→ Directions for this task: From the data that follows, copy every line with the string "labels".

══ Data records

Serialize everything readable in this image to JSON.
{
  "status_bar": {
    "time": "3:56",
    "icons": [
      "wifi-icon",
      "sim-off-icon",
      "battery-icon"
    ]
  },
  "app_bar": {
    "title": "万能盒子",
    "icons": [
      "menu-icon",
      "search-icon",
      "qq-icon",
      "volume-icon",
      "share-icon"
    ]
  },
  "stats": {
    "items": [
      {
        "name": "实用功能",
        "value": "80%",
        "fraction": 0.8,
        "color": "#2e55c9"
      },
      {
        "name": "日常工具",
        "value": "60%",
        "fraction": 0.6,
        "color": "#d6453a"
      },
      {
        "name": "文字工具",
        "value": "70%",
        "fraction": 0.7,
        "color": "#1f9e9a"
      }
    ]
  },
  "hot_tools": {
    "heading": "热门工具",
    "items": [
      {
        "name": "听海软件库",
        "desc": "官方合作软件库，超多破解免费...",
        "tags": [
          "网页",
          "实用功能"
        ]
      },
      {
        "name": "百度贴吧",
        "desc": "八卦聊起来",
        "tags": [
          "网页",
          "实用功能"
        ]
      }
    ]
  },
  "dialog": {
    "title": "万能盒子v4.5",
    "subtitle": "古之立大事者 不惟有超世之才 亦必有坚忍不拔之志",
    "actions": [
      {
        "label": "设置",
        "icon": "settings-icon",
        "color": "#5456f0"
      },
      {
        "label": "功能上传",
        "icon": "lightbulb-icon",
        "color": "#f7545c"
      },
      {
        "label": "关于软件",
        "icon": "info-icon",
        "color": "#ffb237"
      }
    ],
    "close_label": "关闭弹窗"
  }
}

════
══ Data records

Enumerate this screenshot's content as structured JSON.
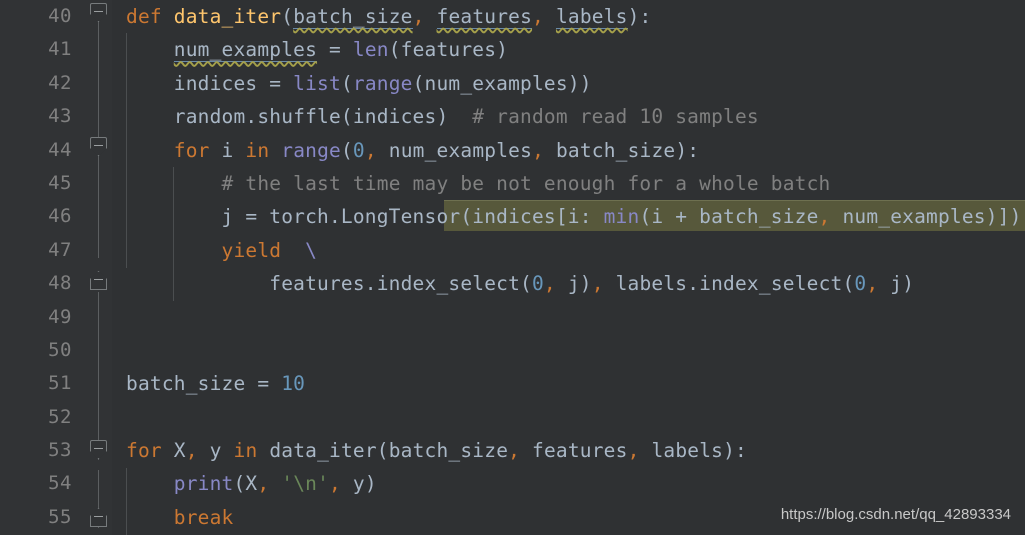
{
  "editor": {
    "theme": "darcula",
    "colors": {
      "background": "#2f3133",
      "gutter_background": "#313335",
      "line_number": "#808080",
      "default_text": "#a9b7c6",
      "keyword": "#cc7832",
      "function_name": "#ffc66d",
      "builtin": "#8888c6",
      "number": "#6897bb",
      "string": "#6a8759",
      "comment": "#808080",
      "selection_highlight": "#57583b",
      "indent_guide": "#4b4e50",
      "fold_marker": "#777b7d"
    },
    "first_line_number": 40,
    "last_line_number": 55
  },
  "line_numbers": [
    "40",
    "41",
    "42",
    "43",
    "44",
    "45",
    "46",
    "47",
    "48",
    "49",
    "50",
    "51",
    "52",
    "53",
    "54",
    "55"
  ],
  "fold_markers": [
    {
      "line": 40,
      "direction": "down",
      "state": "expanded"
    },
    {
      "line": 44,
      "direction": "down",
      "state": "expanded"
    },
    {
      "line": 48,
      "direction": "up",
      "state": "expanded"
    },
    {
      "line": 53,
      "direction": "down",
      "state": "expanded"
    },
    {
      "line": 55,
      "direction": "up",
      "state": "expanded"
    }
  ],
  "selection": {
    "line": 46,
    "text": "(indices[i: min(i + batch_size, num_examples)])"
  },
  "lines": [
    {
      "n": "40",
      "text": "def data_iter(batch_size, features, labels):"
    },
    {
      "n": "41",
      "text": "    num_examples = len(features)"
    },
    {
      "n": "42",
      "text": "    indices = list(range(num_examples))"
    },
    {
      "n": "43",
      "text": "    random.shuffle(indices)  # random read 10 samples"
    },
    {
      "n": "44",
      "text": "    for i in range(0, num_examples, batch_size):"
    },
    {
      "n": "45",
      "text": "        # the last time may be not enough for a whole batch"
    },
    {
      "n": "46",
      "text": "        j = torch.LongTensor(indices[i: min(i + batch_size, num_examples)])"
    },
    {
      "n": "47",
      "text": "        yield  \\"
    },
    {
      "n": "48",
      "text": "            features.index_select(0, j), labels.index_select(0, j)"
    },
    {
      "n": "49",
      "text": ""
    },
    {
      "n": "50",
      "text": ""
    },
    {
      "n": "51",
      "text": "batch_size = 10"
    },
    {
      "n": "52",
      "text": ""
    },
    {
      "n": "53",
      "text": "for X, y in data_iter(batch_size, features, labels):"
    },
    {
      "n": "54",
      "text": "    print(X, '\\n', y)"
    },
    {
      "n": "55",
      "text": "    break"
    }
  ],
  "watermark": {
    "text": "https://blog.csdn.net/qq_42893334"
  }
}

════

→ Answer area:
      "text": "def data_iter(batch_size, features, labels):"
      "text": "            features.index_select(0, j), labels.index_select(0, j)"
      "text": "for X, y in data_iter(batch_size, features, labels):"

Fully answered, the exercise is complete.